Christmas isn’t all that’s okay.  My life is not perfect, but it’s okay.  I’ll never say “it’s good enough” in the sense that it needs no more work, but I can say that it’s good enough for me to be content where I am, even while I work on improving.  I have two beautiful children.  I have parents who are there for me.  I have one grandmother remaining, and she still has her mind, which I have discovered is an invaluable thing.  I have a brother and sister whom I love, even when we don’t see eye to eye.  I have aunts and uncles and cousins who make my life colorful.  I have a good relationship with my ex-wife, who also loves our children.  I have the best friends any man could ask for—you know who you are.  I have a good job, sufficient to my needs.  I have a home and a vehicle and everything I need.  I have a God Who doesn’t just love me, but everyone, equally and with intensity.  And I have today.  Every day is a blessing, and Christmas is one of the best.

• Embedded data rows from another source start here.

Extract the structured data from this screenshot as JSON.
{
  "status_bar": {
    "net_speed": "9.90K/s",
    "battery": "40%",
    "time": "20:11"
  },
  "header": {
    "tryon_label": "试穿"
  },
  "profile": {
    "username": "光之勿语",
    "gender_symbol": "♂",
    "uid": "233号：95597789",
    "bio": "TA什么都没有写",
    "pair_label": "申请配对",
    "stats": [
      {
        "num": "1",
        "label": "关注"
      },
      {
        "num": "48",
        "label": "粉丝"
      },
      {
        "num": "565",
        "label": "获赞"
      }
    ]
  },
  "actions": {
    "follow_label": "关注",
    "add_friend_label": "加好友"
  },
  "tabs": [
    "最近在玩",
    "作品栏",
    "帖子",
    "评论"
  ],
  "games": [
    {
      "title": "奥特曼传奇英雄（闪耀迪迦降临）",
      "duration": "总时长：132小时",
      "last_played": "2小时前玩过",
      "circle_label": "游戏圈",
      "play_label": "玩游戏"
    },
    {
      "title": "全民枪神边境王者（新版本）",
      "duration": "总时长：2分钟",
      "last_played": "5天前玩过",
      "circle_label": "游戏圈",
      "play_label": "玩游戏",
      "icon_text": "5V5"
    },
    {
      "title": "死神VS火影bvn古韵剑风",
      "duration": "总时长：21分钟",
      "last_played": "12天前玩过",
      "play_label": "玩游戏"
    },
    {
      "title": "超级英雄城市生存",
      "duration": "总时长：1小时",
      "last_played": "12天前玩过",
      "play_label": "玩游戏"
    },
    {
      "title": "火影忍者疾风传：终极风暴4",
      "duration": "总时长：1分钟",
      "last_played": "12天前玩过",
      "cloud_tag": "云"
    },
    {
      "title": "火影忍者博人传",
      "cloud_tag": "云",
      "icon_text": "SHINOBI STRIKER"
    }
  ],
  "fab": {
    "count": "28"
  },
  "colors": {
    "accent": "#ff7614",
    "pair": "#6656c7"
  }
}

I know there are people out there who are suffering, or lacking, in some way.  Maybe it’s you.  I hope you understand that I would never say these things to hurt anyone, or to be arrogant or presumptuous.  The topic of how to graciously respond to suffering is complex and lengthy, though it can be summed up in “love your neighbor as yourself”.  That’s what I want to do.  But here, now, I say these things just to say that I’m thankful for what I have.  I  know I may not have it forever—next Christmas, when the kids are away, you may see a different side of me—but I have it now, and I’m thankful.

So, have a good Christmas.  Sleep well on Christmas Eve.  Hold your wife or husband, if you have one.  Hug your children, and watch them open any gifts they receive.  Sip some egg nog or hot cocoa, as I’m about to do.  Eat some turkey or ham tomorrow.  Watch “A Christmas Story” for 24 straight hours, if you like.  Sit by the tree and think.  Remember a baby who was born in a desert country, with no snow on the ground, and no star on a tree, but one in the sky.  Remember that He’s still alive today.  And be thankful.  In all of it, for whatever thing you choose, whatever you value, be thankful.

Merry Christmas, my friends.

Some feelings, you can't buy.  Emma and Ethan under the tree.

Some feelings, you can’t buy. Emma and Ethan under the tree.